How about “The First American Thanksgiving?” No, still not quite right. “Spanish documents refer to a thanksgiving mass celebrated shortly after conquistadors landed at St. Augustine, Florida, in 1565—at a time when only two of the Pilgrims had even been born.” (8)
Ok, how about “The First American Protestant Christian Thanksgiving?” Getting closer but still not quite there. “It overlooks the evidence of one thanksgiving service in 1564 near present-day Jacksonville, Florida, held by French Huguenots (who would soon be slaughtered by Spaniards from St. Augustine); one in 1607 at a short-lived English colony on the coast of Maine; and two others among English colonists in Virginia, in 1610 and 1619.” (9)
Where does this leave us? “The First American Protestant Christian Thanksgiving North of Virginia and South of Maine.” Historically accurate but a sure-fire killer for a book title in this day.
McKenzie’s goal is not to “debunk a treasured American tradition.” (9) Far from it. He does want us to think about it. “The story of the First Thanksgiving is central to how we, as Americans, remember our origins. The subsequent development of the Thanksgiving holiday speaks volumes about how we have defined our identity across the centuries.”

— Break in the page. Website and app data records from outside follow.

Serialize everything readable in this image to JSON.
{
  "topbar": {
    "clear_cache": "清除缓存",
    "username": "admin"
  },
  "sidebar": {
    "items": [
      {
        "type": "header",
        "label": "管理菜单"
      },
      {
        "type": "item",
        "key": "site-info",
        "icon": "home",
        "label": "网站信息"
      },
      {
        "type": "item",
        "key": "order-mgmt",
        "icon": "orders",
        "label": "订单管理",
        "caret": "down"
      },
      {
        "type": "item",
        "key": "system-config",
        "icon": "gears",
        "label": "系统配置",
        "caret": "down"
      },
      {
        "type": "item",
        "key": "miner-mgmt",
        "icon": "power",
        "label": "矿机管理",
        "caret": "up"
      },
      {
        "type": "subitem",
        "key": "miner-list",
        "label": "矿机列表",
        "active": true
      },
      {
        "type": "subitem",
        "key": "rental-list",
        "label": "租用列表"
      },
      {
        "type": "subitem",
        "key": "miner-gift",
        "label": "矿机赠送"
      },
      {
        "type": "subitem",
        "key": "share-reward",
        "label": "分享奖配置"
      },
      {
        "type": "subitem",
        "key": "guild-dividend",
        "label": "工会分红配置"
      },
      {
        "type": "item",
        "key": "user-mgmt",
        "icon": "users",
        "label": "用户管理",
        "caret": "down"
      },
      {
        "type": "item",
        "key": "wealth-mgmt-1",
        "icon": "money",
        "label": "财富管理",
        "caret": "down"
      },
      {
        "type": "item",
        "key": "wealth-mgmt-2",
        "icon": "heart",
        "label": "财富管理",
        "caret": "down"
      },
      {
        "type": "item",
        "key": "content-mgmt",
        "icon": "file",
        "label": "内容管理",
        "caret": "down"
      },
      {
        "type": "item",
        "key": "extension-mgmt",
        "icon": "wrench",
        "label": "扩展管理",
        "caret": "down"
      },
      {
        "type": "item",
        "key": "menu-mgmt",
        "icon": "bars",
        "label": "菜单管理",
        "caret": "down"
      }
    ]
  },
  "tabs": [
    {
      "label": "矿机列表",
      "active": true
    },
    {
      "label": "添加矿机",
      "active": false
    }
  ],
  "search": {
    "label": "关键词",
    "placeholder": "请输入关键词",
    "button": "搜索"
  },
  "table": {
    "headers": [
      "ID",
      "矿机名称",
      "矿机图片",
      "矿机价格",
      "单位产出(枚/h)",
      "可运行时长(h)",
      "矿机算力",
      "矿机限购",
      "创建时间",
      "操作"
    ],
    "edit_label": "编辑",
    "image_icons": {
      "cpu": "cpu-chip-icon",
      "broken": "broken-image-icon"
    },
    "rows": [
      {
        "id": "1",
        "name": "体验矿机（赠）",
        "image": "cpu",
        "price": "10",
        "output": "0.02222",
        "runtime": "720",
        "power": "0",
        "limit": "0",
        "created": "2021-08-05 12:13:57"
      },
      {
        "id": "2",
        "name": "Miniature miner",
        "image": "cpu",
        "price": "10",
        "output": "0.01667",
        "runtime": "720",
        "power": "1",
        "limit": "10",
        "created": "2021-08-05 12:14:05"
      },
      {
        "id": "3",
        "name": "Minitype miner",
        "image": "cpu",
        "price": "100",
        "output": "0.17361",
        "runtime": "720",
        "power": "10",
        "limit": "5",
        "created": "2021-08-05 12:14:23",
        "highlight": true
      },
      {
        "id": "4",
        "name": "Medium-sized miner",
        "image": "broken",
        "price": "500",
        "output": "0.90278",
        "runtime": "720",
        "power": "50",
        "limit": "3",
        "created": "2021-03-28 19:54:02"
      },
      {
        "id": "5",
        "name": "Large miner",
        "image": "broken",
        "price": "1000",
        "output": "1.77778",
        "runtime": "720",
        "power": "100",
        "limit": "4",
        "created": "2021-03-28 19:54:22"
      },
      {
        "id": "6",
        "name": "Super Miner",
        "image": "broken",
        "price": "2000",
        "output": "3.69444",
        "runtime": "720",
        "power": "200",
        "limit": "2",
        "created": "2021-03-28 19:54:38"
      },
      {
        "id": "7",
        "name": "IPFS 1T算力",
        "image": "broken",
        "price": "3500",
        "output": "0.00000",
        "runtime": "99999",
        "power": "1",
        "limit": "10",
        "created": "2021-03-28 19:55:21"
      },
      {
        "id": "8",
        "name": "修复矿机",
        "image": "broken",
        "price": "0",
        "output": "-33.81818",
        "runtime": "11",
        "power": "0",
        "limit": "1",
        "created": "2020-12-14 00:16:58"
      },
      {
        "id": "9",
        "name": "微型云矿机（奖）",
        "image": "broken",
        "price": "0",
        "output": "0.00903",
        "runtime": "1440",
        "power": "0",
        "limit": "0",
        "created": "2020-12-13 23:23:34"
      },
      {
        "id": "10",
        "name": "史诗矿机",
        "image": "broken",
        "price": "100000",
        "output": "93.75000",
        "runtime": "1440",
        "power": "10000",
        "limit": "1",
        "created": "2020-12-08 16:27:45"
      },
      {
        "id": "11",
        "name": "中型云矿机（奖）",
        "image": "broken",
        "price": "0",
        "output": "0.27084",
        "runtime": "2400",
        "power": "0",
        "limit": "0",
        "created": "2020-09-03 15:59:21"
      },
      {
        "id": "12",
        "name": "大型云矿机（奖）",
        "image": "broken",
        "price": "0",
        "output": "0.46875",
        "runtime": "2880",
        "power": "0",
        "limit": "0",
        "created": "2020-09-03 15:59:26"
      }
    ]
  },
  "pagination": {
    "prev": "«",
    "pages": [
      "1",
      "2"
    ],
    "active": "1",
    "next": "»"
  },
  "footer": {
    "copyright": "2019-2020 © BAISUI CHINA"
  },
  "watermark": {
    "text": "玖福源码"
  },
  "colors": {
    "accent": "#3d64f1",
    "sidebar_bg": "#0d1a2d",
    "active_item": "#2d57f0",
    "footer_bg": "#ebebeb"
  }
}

In this Introduction he also laments the demise of our history in any kind of history at all. We are “unwitting disciples” of the late Henry Ford who once remarked, “I don’t know much about history, and I wouldn’t give a nickel for all the history in the world. We want to live in the present, and the only history that is worth a tinker’s dam is the history we make today.” (11)
I’ll leave you with just one more paragraph from this amazing intro.
“By one estimate, only 6 percent of all the human beings who have ever lived are alive right now, yet we write off the other 94 percent, jettisoning history from the curriculum in favor of purportedly more practical subjects. G.K. Chesterton’s observation of a century ago rings true for us today: too many of us consign our forebears to oblivion, rejecting ‘the democracy of the dead’ in order to bow to that ‘small and arrogant oligarchy of those who merely happen to be walking about.'” (11)
Beautifully said. The Introduction alone is worth the price of the book and once you’re done with that you won’t want to stop. The First Thanksgiving is from IVP Academic. It is a paperback with 219 pages and sells for $18.00.